◆ App and web page records:

▼

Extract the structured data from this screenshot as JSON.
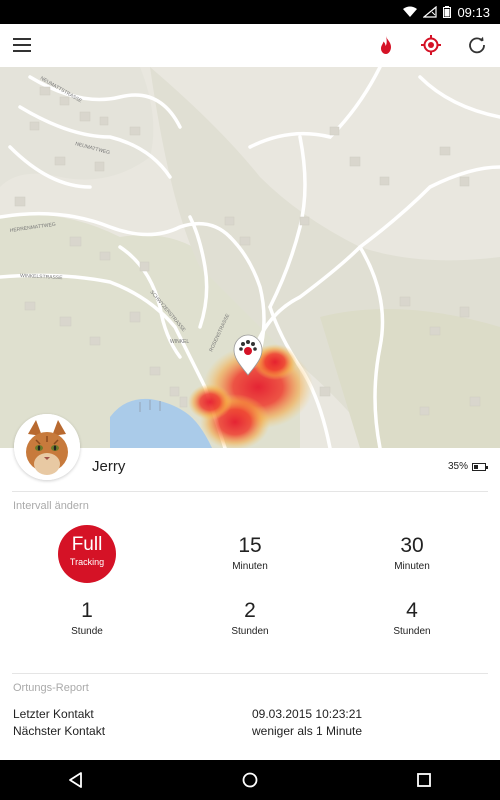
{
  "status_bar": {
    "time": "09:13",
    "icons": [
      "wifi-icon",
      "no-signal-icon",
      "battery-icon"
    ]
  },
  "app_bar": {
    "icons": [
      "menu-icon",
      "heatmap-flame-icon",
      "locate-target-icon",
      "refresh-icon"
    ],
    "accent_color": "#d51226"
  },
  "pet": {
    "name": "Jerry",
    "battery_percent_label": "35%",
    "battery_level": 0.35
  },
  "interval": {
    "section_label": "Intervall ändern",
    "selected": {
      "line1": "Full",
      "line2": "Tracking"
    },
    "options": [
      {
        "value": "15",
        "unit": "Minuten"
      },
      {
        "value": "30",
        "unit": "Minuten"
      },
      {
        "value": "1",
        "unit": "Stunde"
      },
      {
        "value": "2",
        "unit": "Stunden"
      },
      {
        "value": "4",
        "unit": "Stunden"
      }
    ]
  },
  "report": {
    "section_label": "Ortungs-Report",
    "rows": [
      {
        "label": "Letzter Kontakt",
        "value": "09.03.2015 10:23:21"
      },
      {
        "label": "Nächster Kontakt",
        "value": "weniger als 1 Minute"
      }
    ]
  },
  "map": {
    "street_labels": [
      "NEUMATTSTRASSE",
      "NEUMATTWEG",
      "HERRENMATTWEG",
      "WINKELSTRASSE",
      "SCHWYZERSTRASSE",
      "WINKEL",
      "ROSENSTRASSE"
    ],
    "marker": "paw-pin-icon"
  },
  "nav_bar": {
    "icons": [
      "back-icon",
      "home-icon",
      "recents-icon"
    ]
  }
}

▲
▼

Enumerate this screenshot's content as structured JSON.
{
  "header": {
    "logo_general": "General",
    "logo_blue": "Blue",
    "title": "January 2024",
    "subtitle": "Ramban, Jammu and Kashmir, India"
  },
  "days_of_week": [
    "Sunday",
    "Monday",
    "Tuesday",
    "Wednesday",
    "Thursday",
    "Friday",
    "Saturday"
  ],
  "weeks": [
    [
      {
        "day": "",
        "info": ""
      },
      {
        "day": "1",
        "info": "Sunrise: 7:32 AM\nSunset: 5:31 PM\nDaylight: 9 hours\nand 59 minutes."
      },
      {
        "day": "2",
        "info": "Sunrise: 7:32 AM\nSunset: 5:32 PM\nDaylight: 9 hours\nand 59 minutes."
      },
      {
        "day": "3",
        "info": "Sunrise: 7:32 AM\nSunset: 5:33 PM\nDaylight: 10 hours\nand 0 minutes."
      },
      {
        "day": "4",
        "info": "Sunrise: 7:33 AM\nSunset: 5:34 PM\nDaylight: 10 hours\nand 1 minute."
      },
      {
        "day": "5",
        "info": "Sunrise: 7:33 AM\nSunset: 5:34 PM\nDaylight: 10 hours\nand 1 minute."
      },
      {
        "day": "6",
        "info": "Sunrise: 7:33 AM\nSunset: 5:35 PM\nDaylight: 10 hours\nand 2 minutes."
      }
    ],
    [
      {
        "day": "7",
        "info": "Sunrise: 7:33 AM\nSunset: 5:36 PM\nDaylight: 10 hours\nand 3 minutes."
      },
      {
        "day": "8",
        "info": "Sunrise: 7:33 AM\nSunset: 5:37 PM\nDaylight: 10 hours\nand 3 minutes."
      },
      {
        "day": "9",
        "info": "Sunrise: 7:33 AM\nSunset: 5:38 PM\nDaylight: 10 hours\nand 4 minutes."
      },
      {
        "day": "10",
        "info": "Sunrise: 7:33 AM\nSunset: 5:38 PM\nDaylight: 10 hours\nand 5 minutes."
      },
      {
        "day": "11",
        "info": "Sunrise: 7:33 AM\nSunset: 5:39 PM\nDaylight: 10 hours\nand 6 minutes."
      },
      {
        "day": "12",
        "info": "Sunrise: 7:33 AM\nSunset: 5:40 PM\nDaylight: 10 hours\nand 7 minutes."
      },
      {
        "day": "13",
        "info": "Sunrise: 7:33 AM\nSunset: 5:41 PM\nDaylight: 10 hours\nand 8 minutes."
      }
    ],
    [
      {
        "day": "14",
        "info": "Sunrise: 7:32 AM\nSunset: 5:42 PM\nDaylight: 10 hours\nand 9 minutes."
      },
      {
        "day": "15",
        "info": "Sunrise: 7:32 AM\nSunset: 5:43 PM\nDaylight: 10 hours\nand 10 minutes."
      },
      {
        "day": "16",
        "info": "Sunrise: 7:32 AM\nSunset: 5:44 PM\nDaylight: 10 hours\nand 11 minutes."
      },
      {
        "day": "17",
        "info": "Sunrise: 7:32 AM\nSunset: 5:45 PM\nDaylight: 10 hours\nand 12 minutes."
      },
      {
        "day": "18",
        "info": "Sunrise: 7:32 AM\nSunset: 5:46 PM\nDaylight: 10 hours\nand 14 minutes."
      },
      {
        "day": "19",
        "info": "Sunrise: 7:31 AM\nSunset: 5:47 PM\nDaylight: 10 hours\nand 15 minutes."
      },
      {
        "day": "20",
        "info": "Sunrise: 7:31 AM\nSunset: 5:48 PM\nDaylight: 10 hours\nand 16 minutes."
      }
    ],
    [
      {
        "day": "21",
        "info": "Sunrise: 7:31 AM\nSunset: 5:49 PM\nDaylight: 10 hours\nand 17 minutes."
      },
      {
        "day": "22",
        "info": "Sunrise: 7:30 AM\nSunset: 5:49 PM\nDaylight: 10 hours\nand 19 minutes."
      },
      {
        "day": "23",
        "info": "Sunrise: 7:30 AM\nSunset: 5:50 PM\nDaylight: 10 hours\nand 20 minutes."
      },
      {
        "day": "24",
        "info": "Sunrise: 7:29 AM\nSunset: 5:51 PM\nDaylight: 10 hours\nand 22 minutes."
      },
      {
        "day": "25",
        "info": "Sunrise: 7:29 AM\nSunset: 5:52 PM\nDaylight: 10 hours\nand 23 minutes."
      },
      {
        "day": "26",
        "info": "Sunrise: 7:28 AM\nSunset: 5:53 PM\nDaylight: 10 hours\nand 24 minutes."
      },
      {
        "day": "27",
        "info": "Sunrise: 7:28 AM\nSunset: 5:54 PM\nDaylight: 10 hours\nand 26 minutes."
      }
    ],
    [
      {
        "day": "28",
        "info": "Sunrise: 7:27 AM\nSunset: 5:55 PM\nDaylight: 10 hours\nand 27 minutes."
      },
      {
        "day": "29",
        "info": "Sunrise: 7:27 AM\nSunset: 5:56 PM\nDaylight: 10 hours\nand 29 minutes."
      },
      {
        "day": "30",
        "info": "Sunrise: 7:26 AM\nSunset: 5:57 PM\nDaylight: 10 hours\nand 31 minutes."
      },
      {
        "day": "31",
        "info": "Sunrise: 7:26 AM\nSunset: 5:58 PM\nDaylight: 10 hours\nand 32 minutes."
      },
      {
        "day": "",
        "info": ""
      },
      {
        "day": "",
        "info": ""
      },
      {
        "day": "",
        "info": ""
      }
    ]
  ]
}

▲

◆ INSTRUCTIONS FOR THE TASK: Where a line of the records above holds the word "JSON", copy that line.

◆ TASK SOLUTION:
Extract the structured data from this screenshot as JSON.
Enumerate this screenshot's content as structured JSON.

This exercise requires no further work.